"USA Gymnastics has also confirmed its cooperation."

Earlier this month, USOC chairman Larry Probst claimed that Blackmun, who has missed the start of the ongoing Winter Olympic Games in Pyeongchang as he recovers from treatment for prostate cancer, did the "right thing at the right time" in the way he responded to allegations about Nassar in 2015.

Senators Joni Ernst and Jeanne Shaheen last week joined growing calls for Blackmun to resign.

Probst suggested no personnel changes will be considered until the completion of their "independent" investigation.

There is no timeline for this review to be completed.

Aly Raisman posted on Instagram telling women to be comfortable to express themselves ©Instagram
Aly Raisman posted on Instagram telling women to be comfortable to express themselves ©Instagram

Former gymnast Aly Raisman has encouraged women to feel comfortable in expressing themselves.

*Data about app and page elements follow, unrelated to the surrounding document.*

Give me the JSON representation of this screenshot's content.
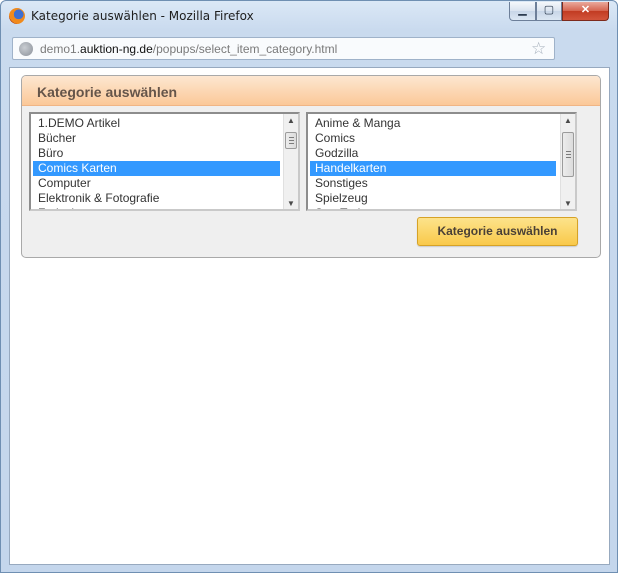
{
  "window": {
    "title": "Kategorie auswählen - Mozilla Firefox",
    "min_glyph": "▁",
    "max_glyph": "▢",
    "close_glyph": "✕"
  },
  "urlbar": {
    "prefix": "demo1.",
    "domain": "auktion-ng.de",
    "path": "/popups/select_item_category.html"
  },
  "panel": {
    "title": "Kategorie auswählen",
    "button_label": "Kategorie auswählen"
  },
  "left_list": {
    "selected": "Comics Karten",
    "options": [
      "1.DEMO Artikel",
      "Bücher",
      "Büro",
      "Comics Karten",
      "Computer",
      "Elektronik & Fotografie",
      "Freizeit"
    ]
  },
  "right_list": {
    "selected": "Handelkarten",
    "options": [
      "Anime & Manga",
      "Comics",
      "Godzilla",
      "Handelkarten",
      "Sonstiges",
      "Spielzeug",
      "Star Trek"
    ]
  },
  "colors": {
    "selection": "#3399ff",
    "panel_header": "#fbc898",
    "button": "#f9c94a"
  },
  "icons": {
    "app": "firefox-icon",
    "globe": "globe-icon",
    "bookmark": "star-icon"
  }
}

The Rio 2016 gold medallist was one of the athletes to speak at Nassar's sentencing, having been the victim of abuse.

Posing naked on Instagram, Raisman had words "fierce", "trust yourself", "survivor" and "women do not have to be modest to be respected" written on her.

"Women do not have to be modest to be respected - live for you," she wrote.

"Everyone should feel comfortable expressing themselves however makes them happy.

"Women can be intelligent, fierce, sexy, powerful, strong, advocate for change while wearing what makes them feel best.

"The time where women are taught to be ashamed of their bodies is OVER.

"The female body is beautiful and we should all be proud of who we are, inside and out."

Michigan State University's response to the investigation can be found here here.

USA Gymnastics' reply can be accessed here here.

USOC's reply can be accessed here here.